VALDOSTA, Ga – Student researchers at Valdosta State University are making medical history, developing a new way to treat tuberculosis that could save the lives of millions.
While tuberculosis is fairly rare in the United States, with less than 10,000 cases reported in 2017, the same cannot be said for other parts of the globe. According to the World Health Organization, about one-third of the global population is affected by tuberculosis.
“This is a worldwide, humongous problem,” said senior Chemistry student Olivia Moss. “To possibly have an effect on that, no matter how small it is, for me or the community, it’s absolutely insane.”
Moss and other student researchers are being led by Dr. Thomas Manning, a professor at Valdosta State University. He and his students have found a way to take an existing antibiotic that was ineffective in treating TB and have changed the chemistry of it. If their research proves to be successful, then the cost of treating tuberculosis could plunge from thousands upon thousands to a just few dollars.
“We’re not trying to make this some crazy, incredibly expensive thing,” said Moss. “We want this to be accessible if it works.”
The team has also found a new method of administering treatment, via a small implant. Once implanted, the device would slowly dissolve, releasing the correct dosage over time, reducing the need for pills and doctor visits.
VSU said the treatment is currently in the early stages of clinical trial in India, where tuberculosis affects 40% of their population.

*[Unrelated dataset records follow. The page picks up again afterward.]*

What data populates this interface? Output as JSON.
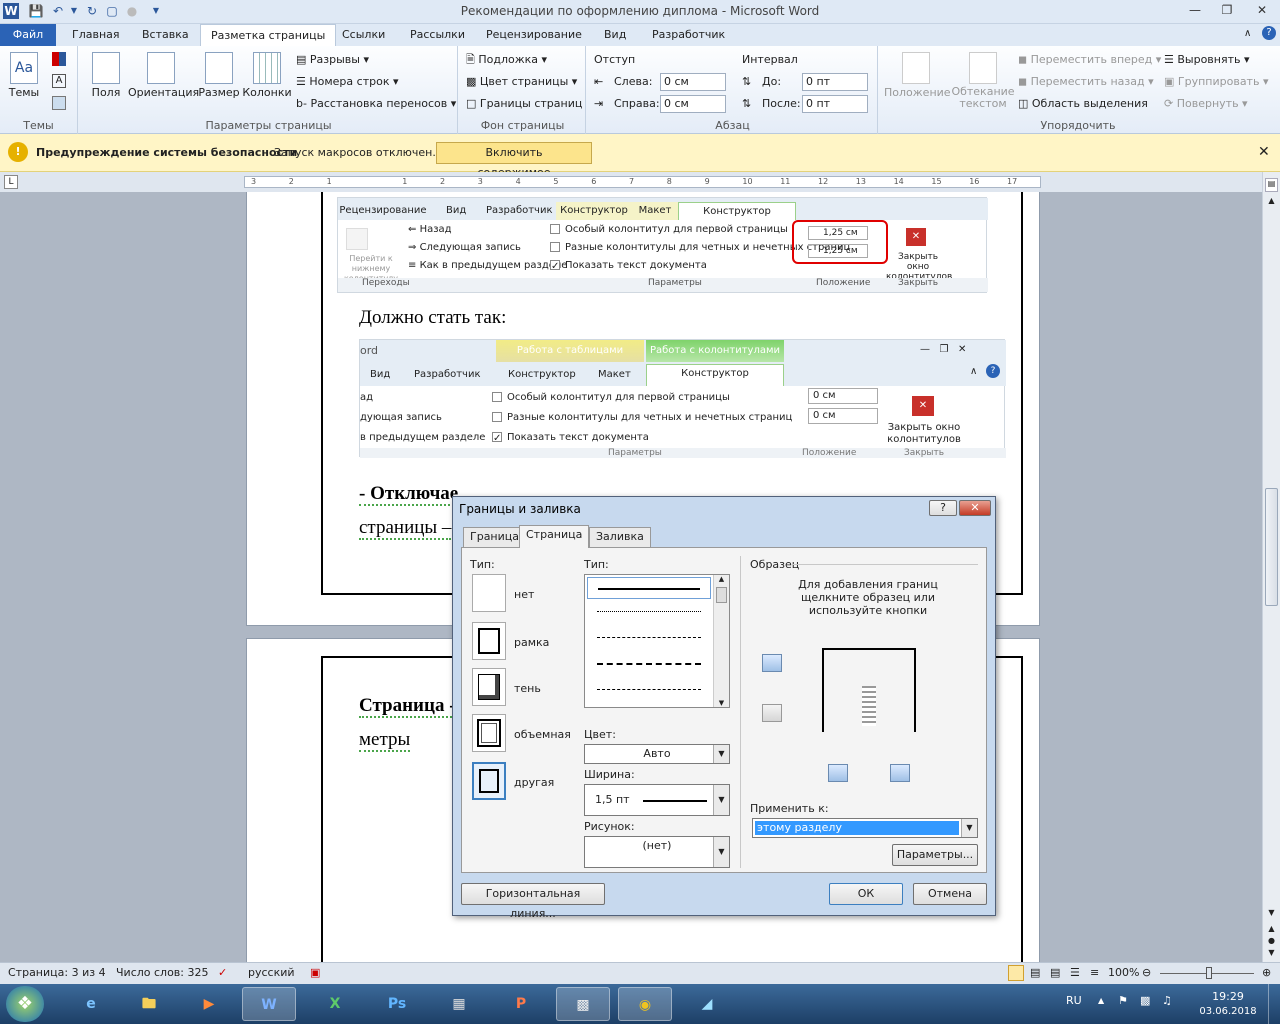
{
  "window": {
    "title": "Рекомендации по оформлению диплома  -  Microsoft Word",
    "app_icon": "W"
  },
  "tabs": [
    "Файл",
    "Главная",
    "Вставка",
    "Разметка страницы",
    "Ссылки",
    "Рассылки",
    "Рецензирование",
    "Вид",
    "Разработчик"
  ],
  "ribbon": {
    "themes": {
      "btn": "Темы",
      "group": "Темы"
    },
    "page_setup": {
      "margins": "Поля",
      "orientation": "Ориентация",
      "size": "Размер",
      "columns": "Колонки",
      "breaks": "Разрывы",
      "line_numbers": "Номера строк",
      "hyphenation": "Расстановка переносов",
      "group": "Параметры страницы"
    },
    "background": {
      "watermark": "Подложка",
      "page_color": "Цвет страницы",
      "page_borders": "Границы страниц",
      "group": "Фон страницы"
    },
    "paragraph": {
      "indent_title": "Отступ",
      "left_label": "Слева:",
      "left_val": "0 см",
      "right_label": "Справа:",
      "right_val": "0 см",
      "spacing_title": "Интервал",
      "before_label": "До:",
      "before_val": "0 пт",
      "after_label": "После:",
      "after_val": "0 пт",
      "group": "Абзац"
    },
    "arrange": {
      "position": "Положение",
      "wrap": "Обтекание текстом",
      "bring_forward": "Переместить вперед",
      "send_backward": "Переместить назад",
      "selection_pane": "Область выделения",
      "align": "Выровнять",
      "group_btn": "Группировать",
      "rotate": "Повернуть",
      "group": "Упорядочить"
    }
  },
  "security": {
    "title": "Предупреждение системы безопасности",
    "message": "Запуск макросов отключен.",
    "button": "Включить содержимое"
  },
  "ruler": {
    "numbers": [
      "3",
      "2",
      "1",
      "",
      "1",
      "2",
      "3",
      "4",
      "5",
      "6",
      "7",
      "8",
      "9",
      "10",
      "11",
      "12",
      "13",
      "14",
      "15",
      "16",
      "17"
    ]
  },
  "doc": {
    "shot1": {
      "tabs": [
        "Рецензирование",
        "Вид",
        "Разработчик",
        "Конструктор",
        "Макет",
        "Конструктор"
      ],
      "back": "Назад",
      "next": "Следующая запись",
      "link_prev": "Как в предыдущем разделе",
      "goto_footer": "Перейти к нижнему колонтитулу",
      "opt1": "Особый колонтитул для первой страницы",
      "opt2": "Разные колонтитулы для четных и нечетных страниц",
      "opt3": "Показать текст документа",
      "val1": "1,25 см",
      "val2": "1,25 см",
      "close": "Закрыть окно колонтитулов",
      "groups": [
        "Переходы",
        "Параметры",
        "Положение",
        "Закрыть"
      ]
    },
    "should_be": "Должно стать так:",
    "shot2": {
      "word": "ord",
      "ctx1": "Работа с таблицами",
      "ctx2": "Работа с колонтитулами",
      "tabs": [
        "Вид",
        "Разработчик",
        "Конструктор",
        "Макет",
        "Конструктор"
      ],
      "back": "ад",
      "next": "дующая запись",
      "link_prev": "в предыдущем разделе",
      "opt1": "Особый колонтитул для первой страницы",
      "opt2": "Разные колонтитулы для четных и нечетных страниц",
      "opt3": "Показать текст документа",
      "val1": "0 см",
      "val2": "0 см",
      "close": "Закрыть окно колонтитулов",
      "groups": [
        "Параметры",
        "Положение",
        "Закрыть"
      ]
    },
    "line1": "- Отключае",
    "line2": "страницы –",
    "line3": "Страница -",
    "line4": "метры"
  },
  "dialog": {
    "title": "Границы и заливка",
    "help": "?",
    "close": "✕",
    "tabs": [
      "Граница",
      "Страница",
      "Заливка"
    ],
    "type_label": "Тип:",
    "types": [
      "нет",
      "рамка",
      "тень",
      "объемная",
      "другая"
    ],
    "style_label": "Тип:",
    "color_label": "Цвет:",
    "color_val": "Авто",
    "width_label": "Ширина:",
    "width_val": "1,5 пт",
    "art_label": "Рисунок:",
    "art_val": "(нет)",
    "preview_label": "Образец",
    "preview_hint": "Для добавления границ щелкните образец или используйте кнопки",
    "apply_label": "Применить к:",
    "apply_val": "этому разделу",
    "options_btn": "Параметры...",
    "hline_btn": "Горизонтальная линия...",
    "ok": "ОК",
    "cancel": "Отмена"
  },
  "status": {
    "page": "Страница: 3 из 4",
    "words": "Число слов: 325",
    "lang": "русский",
    "zoom": "100%"
  },
  "taskbar": {
    "lang": "RU",
    "time": "19:29",
    "date": "03.06.2018"
  }
}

“If this truly works, it could revolutionize tuberculosis treatment,” said Moss. “And that’s insane to think that we could do that here at VSU.”